Posted 2 p.m.
The domino effect of closed accounts, lower limits
Bankrate reporter Leslie McFadden contributed this entry.
On a daily basis, my editor Ellen Cannon and I receive reader complaints about credit card issuers making unwanted account changes.
The closing of an account, the raising of an interest rate, the addition of a new fee or a lower credit limit cause their own frustrations, but some of these adverse changes can also harm your credit score. Credit scores are based only on the information in your credit report. Since rate and fee information isn't reported to the credit bureaus, a new fee or higher rate won't directly impact the three-digit number.
"It's the credit limit reductions and closures of accounts that can have a domino effect on credit scores and the perception of creditworthiness of other creditors," says Greg McBride, senior financial analyst for Bankrate.com.
Having a lower credit limit or closed account can raise your utilization, or debt-to-available-credit ratio on your credit cards, a factor that contributes 30 percent of the FICO score. The loss of a high credit limit can make a person look more heavily utilized.
Closing an older account can also shorten the length of your credit history, which counts for about 15 percent of your score. Closed accounts will fall off the credit report within 10 years.

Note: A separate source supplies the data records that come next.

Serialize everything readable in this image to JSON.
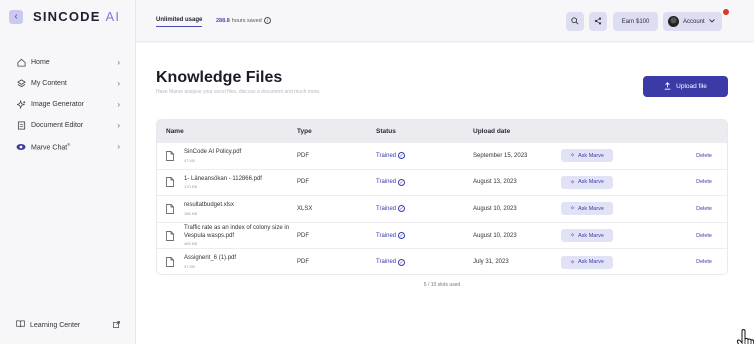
{
  "sidebar": {
    "collapse_icon": "chevron-left-icon",
    "brand_main": "SINCODE",
    "brand_ai": "AI",
    "items": [
      {
        "label": "Home",
        "icon": "home-icon"
      },
      {
        "label": "My Content",
        "icon": "layers-icon"
      },
      {
        "label": "Image Generator",
        "icon": "sparkle-icon"
      },
      {
        "label": "Document Editor",
        "icon": "document-icon"
      },
      {
        "label": "Marve Chat",
        "icon": "marve-eye-icon",
        "superscript": "®"
      }
    ],
    "footer": {
      "label": "Learning Center",
      "icon": "book-icon",
      "action_icon": "external-link-icon"
    }
  },
  "topbar": {
    "usage_label": "Unlimited usage",
    "hours_value": "288.8",
    "hours_label": "hours saved",
    "earn_label": "Earn $100",
    "account_label": "Account"
  },
  "main": {
    "title": "Knowledge Files",
    "subtitle": "Have Marve analyse your excel files, discuss a document and much more.",
    "upload_label": "Upload file",
    "table": {
      "headers": {
        "name": "Name",
        "type": "Type",
        "status": "Status",
        "date": "Upload date"
      },
      "rows": [
        {
          "name": "SinCode AI Policy.pdf",
          "size": "47 KB",
          "type": "PDF",
          "status": "Trained",
          "date": "September 15, 2023",
          "ask": "Ask Marve",
          "delete": "Delete"
        },
        {
          "name": "1- Läneansökan - 112866.pdf",
          "size": "170 KB",
          "type": "PDF",
          "status": "Trained",
          "date": "August 13, 2023",
          "ask": "Ask Marve",
          "delete": "Delete"
        },
        {
          "name": "resultatbudget.xlsx",
          "size": "186 KB",
          "type": "XLSX",
          "status": "Trained",
          "date": "August 10, 2023",
          "ask": "Ask Marve",
          "delete": "Delete"
        },
        {
          "name": "Traffic rate as an index of colony size in Vespula wasps.pdf",
          "size": "469 KB",
          "type": "PDF",
          "status": "Trained",
          "date": "August 10, 2023",
          "ask": "Ask Marve",
          "delete": "Delete"
        },
        {
          "name": "Assignent_6 (1).pdf",
          "size": "37 KB",
          "type": "PDF",
          "status": "Trained",
          "date": "July 31, 2023",
          "ask": "Ask Marve",
          "delete": "Delete"
        }
      ]
    },
    "slots_text": "5 / 10 slots used"
  }
}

The "domino effect" from the closed account or line reduction may come in the form of other card issuers scaling back your accounts. They might slash your credit limit, jack your rate or cancel your card, among other changes. If that happens, the score can take another hit.
In a time when the minimum credit score required to qualify for a loan is going up, those whose credit scores are heading south will find it harder to qualify for new credit. "It's all about credit quality right now," says McBride. "The higher the credit score, the better. The last thing a borrower needs is anything that would bring down their scores."
One key action that could mitigate the snowballing effects of lenders' adverse actions would be if Fair Isaac Corp., which created the popular FICO score, tweaked its scoring formulas. I asked if the company had any such plans.
"Fair Isaac is taking a look at this question of the impact that credit limit decreases has on FICO scores," says Craig Watts, public relations senior manager. He expects Fair Isaac to finish its research sometime in January, but did not elaborate on what the company might do in light of its findings.
Comments? Questions? E-mail me at Plastic_Rap at Bankrate.com.